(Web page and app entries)
#####
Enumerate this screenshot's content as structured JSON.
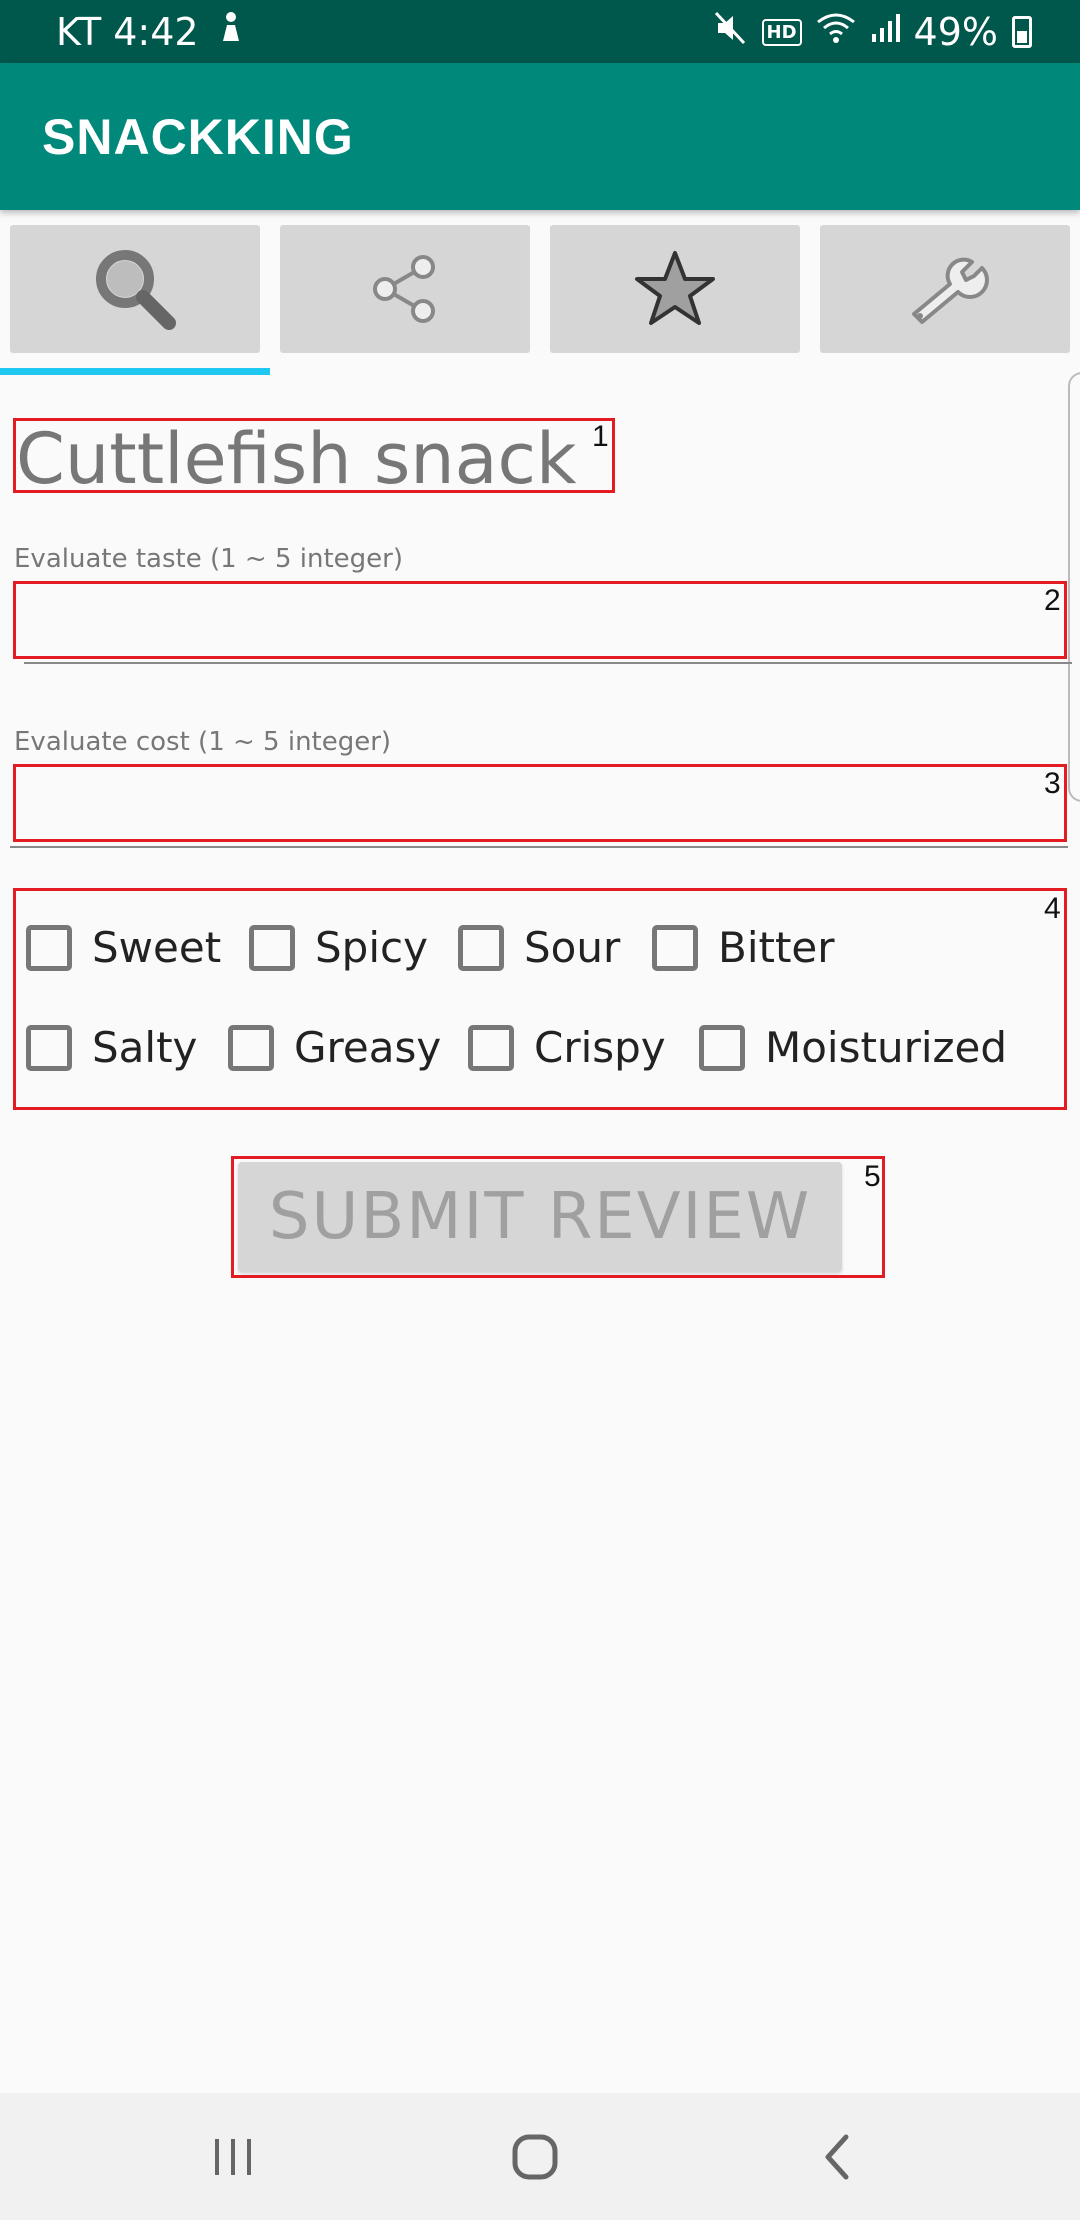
{
  "status_bar": {
    "carrier_time": "KT 4:42",
    "battery": "49%",
    "hd_label": "HD",
    "icons": [
      "notification-figure-icon",
      "mute-icon",
      "hd-voice-icon",
      "wifi-icon",
      "signal-icon",
      "battery-icon"
    ]
  },
  "app_bar": {
    "title": "SNACKKING"
  },
  "tabs": [
    {
      "icon": "search-icon",
      "selected": true
    },
    {
      "icon": "share-icon",
      "selected": false
    },
    {
      "icon": "star-icon",
      "selected": false
    },
    {
      "icon": "wrench-icon",
      "selected": false
    }
  ],
  "snack": {
    "name": "Cuttlefish snack"
  },
  "taste": {
    "label": "Evaluate taste (1 ~ 5 integer)",
    "value": ""
  },
  "cost": {
    "label": "Evaluate cost (1 ~ 5 integer)",
    "value": ""
  },
  "flavors": [
    {
      "label": "Sweet",
      "checked": false
    },
    {
      "label": "Spicy",
      "checked": false
    },
    {
      "label": "Sour",
      "checked": false
    },
    {
      "label": "Bitter",
      "checked": false
    },
    {
      "label": "Salty",
      "checked": false
    },
    {
      "label": "Greasy",
      "checked": false
    },
    {
      "label": "Crispy",
      "checked": false
    },
    {
      "label": "Moisturized",
      "checked": false
    }
  ],
  "submit": {
    "label": "SUBMIT REVIEW"
  },
  "annotations": [
    "1",
    "2",
    "3",
    "4",
    "5"
  ],
  "colors": {
    "app_bar": "#00897b",
    "status_bar": "#00574b",
    "tab_indicator": "#1ec8f0",
    "annotation": "#e31c23"
  },
  "nav": {
    "icons": [
      "recent-apps-icon",
      "home-icon",
      "back-icon"
    ]
  }
}
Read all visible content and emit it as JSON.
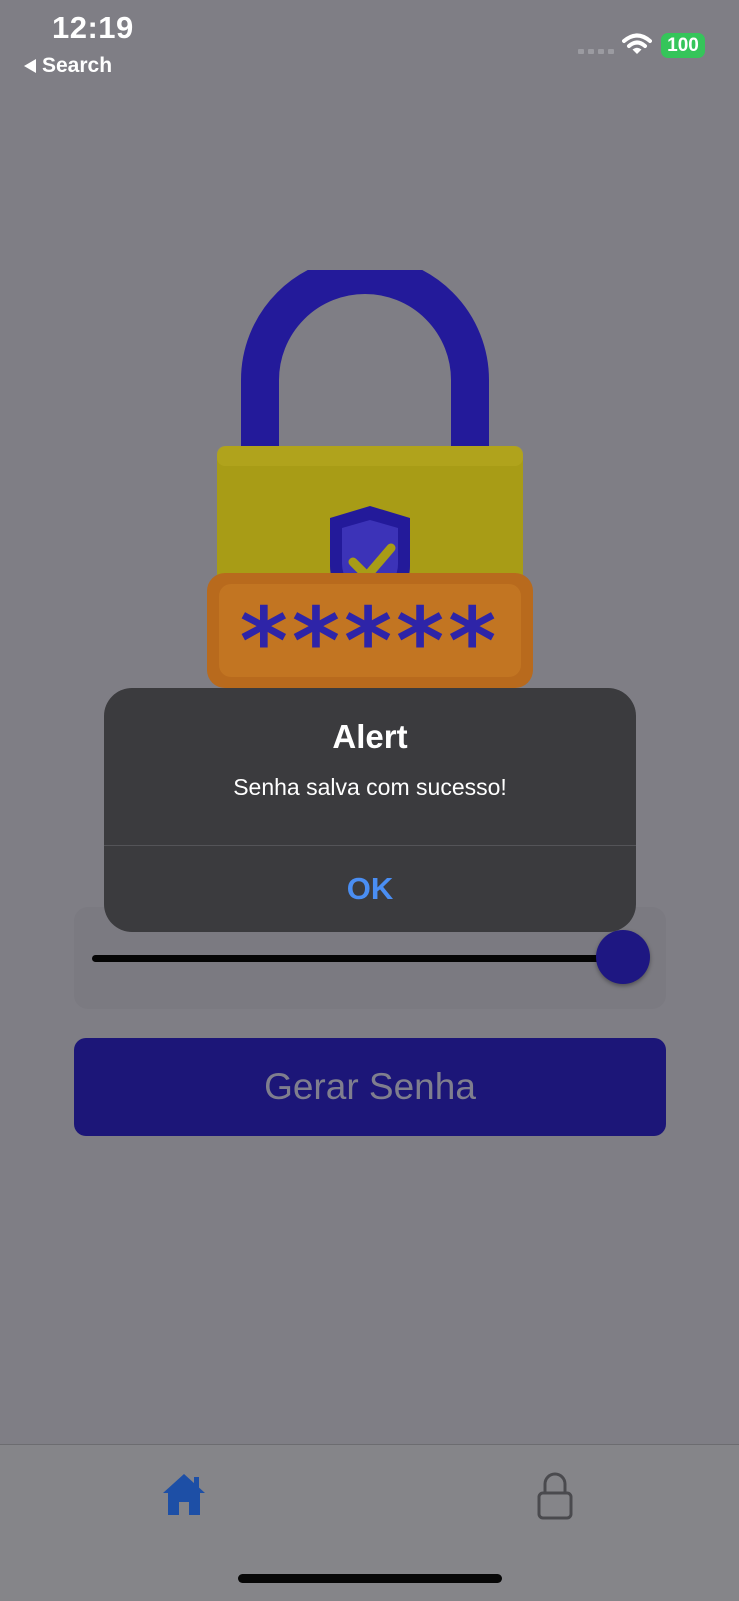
{
  "status_bar": {
    "time": "12:19",
    "back_label": "Search",
    "battery": "100"
  },
  "hero": {
    "icon": "padlock-password-icon",
    "masked_text": "*****"
  },
  "slider": {
    "value_fraction": 1.0
  },
  "primary_button": {
    "label": "Gerar Senha"
  },
  "alert": {
    "title": "Alert",
    "message": "Senha salva com sucesso!",
    "ok_label": "OK"
  },
  "tab_bar": {
    "items": [
      {
        "icon": "home-icon",
        "selected": true
      },
      {
        "icon": "lock-icon",
        "selected": false
      }
    ]
  },
  "colors": {
    "accent": "#1c1678",
    "alert_button": "#4a8ef3",
    "home_tab": "#1d4fa6"
  }
}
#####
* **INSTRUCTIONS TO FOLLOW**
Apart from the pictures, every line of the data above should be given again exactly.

* **WRITTEN ANSWER**
Enumerate this screenshot's content as structured JSON.
{
  "status_bar": {
    "carrier_time": "KT 4:42",
    "battery": "49%",
    "hd_label": "HD",
    "icons": [
      "notification-figure-icon",
      "mute-icon",
      "hd-voice-icon",
      "wifi-icon",
      "signal-icon",
      "battery-icon"
    ]
  },
  "app_bar": {
    "title": "SNACKKING"
  },
  "tabs": [
    {
      "icon": "search-icon",
      "selected": true
    },
    {
      "icon": "share-icon",
      "selected": false
    },
    {
      "icon": "star-icon",
      "selected": false
    },
    {
      "icon": "wrench-icon",
      "selected": false
    }
  ],
  "snack": {
    "name": "Cuttlefish snack"
  },
  "taste": {
    "label": "Evaluate taste (1 ~ 5 integer)",
    "value": ""
  },
  "cost": {
    "label": "Evaluate cost (1 ~ 5 integer)",
    "value": ""
  },
  "flavors": [
    {
      "label": "Sweet",
      "checked": false
    },
    {
      "label": "Spicy",
      "checked": false
    },
    {
      "label": "Sour",
      "checked": false
    },
    {
      "label": "Bitter",
      "checked": false
    },
    {
      "label": "Salty",
      "checked": false
    },
    {
      "label": "Greasy",
      "checked": false
    },
    {
      "label": "Crispy",
      "checked": false
    },
    {
      "label": "Moisturized",
      "checked": false
    }
  ],
  "submit": {
    "label": "SUBMIT REVIEW"
  },
  "annotations": [
    "1",
    "2",
    "3",
    "4",
    "5"
  ],
  "colors": {
    "app_bar": "#00897b",
    "status_bar": "#00574b",
    "tab_indicator": "#1ec8f0",
    "annotation": "#e31c23"
  },
  "nav": {
    "icons": [
      "recent-apps-icon",
      "home-icon",
      "back-icon"
    ]
  }
}
Read all visible content and emit it as JSON.
{
  "status_bar": {
    "time": "12:19",
    "back_label": "Search",
    "battery": "100"
  },
  "hero": {
    "icon": "padlock-password-icon",
    "masked_text": "*****"
  },
  "slider": {
    "value_fraction": 1.0
  },
  "primary_button": {
    "label": "Gerar Senha"
  },
  "alert": {
    "title": "Alert",
    "message": "Senha salva com sucesso!",
    "ok_label": "OK"
  },
  "tab_bar": {
    "items": [
      {
        "icon": "home-icon",
        "selected": true
      },
      {
        "icon": "lock-icon",
        "selected": false
      }
    ]
  },
  "colors": {
    "accent": "#1c1678",
    "alert_button": "#4a8ef3",
    "home_tab": "#1d4fa6"
  }
}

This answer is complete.